In Vermont's gubernatorial race, Republican Treasurer Jim Douglas is lagging his Democratic opponent, Lt. Gov. Doug Racine, by seven percentage points in polls, although he was behind by 15 points earlier this year. Mr. Douglas has been state treasurer and a trustee of the three state retirement systems since January 1995. If elected, he would push to fully fund two of the Montpelier-based funds - the $1.1 billion Vermont State Teachers' Retirement System, which was about 88% funded, according to a July 2001 valuation, and the $932 million Vermont State Employees' Retirement System, which was 93% funded last year. July 2002 valuations are not yet available, he noted.
In Kansas, where Gov. Bill Graves is prohibited from seeking a third term, Tim Shallenburger, the Republican state treasurer, is running against Kathleen Sebelius, the Democratic state insurance commissioner. In Arkansas, Democratic Treasurer Jimmie Lou Fisher is challenging Republican Gov. Mike Huckabee.
In Minnesota, where Hubert H. "Buck" Humphrey, the Democratic candidate for secretary of state, is calling for the Minnesota State Board of Investment to adopt the same principles adopted in New York, California and North Carolina.
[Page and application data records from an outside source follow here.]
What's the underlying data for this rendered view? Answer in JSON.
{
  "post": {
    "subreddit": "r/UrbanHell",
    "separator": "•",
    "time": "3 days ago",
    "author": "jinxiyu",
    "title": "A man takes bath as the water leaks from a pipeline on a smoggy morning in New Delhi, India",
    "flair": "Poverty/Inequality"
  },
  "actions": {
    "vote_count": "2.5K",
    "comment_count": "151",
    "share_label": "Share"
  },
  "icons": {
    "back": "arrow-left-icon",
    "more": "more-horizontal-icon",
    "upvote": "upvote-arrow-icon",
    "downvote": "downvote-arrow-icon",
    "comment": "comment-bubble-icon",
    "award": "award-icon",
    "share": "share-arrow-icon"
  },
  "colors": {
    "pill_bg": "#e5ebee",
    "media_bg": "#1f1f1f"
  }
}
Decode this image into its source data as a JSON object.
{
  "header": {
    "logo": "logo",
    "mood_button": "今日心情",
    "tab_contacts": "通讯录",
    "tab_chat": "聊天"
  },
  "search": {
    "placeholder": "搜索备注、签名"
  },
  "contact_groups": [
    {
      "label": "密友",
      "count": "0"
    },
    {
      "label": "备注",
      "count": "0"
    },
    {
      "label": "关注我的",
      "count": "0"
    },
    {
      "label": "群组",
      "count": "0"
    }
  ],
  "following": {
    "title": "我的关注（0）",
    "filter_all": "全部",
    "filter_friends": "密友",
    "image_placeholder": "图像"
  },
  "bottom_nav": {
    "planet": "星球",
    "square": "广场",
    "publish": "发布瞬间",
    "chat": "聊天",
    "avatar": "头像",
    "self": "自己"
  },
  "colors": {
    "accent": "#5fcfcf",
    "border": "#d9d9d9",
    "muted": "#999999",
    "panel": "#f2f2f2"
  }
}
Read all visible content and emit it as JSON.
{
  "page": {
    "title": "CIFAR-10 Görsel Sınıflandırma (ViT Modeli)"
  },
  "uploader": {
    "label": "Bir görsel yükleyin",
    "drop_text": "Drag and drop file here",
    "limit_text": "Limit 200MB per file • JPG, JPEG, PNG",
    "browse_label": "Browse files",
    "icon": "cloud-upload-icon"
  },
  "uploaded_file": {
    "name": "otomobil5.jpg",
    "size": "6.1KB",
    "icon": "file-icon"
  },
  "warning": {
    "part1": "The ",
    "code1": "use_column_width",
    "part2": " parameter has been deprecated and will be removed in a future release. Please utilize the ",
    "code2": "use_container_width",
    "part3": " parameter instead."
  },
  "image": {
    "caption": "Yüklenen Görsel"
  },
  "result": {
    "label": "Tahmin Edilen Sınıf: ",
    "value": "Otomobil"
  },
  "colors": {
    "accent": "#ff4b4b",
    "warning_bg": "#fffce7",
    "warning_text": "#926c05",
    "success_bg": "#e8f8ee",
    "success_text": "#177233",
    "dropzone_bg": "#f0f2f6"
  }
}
Those principles require securities firms to separate investment banking from securities research.
Mr. Humphrey is running against incumbent Republican Mary Kiffmeyer.